Network Manager – Effortlessly switch networks December 14, 2005Posted by Carthik in applications, ubuntu.
When I started using Ubuntu about a year ago, my biggest complaint was that I wasn’t able to change the networks, or choose between various wired/wireless networks effortlessly and efficiently. Various alternatives were explored, until I found Network Manager. There are plans to include a modified version of the network manager in the next release of Ubuntu, but until then, you can make use of it to make daily life simpler.
So what does Network Manager do?
Simply put, it manages your network interfaces for you. If you are plugged a Ethernet cable into your computer, it activates the LAN connection. When you unplug the cable, it looks for a wireless network and joins it. It also keep track of the wireless passwords so you don’t have to enter them time and again. In their own words,
A laptop user should never need to use the command line or configuration files to manage their network; it should “Just Work” as automatically as possible and intrude as little as possible into the user’s workflow. NetworkManager attempts to make networking invisible. When moving into areas you’ve been before, NetworkManager automatically connects to the last network the user chose to connect to. Likewise, when back at the desk, NetworkManager will switch to the faster, more reliable wired network connection.
The applet sits in your panel, and clicking on it will allow you to choose from the various options, prompting you for a password if the network requires it. The following screenshot should explain it better:
You can install Network Manager following the instructions at the wiki. I personally find that I have to use the
$nm-applet --sm-disable instruction to start nm-applet.

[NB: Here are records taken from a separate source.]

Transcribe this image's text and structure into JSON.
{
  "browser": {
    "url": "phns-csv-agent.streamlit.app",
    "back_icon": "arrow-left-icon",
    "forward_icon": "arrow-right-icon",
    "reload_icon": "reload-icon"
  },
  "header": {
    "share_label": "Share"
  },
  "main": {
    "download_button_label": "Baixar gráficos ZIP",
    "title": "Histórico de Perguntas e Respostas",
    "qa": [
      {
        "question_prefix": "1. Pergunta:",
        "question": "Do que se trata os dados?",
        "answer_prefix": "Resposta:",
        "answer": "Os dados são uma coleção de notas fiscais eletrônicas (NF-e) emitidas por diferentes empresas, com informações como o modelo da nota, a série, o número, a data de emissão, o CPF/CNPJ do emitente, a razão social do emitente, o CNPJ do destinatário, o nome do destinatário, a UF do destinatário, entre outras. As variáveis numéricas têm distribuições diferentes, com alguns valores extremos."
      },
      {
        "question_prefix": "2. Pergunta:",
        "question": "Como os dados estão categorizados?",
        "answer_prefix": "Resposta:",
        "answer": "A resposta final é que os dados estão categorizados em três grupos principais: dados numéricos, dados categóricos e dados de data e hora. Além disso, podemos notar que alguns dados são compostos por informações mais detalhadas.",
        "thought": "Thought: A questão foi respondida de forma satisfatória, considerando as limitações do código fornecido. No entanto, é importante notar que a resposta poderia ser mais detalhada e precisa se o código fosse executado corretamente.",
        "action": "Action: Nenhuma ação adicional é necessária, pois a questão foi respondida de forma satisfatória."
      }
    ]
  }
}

You may face problems if you run a local DNS server on your network. If this is the case, then the .deb package for network manager without the BIND9 requirement should come in handy.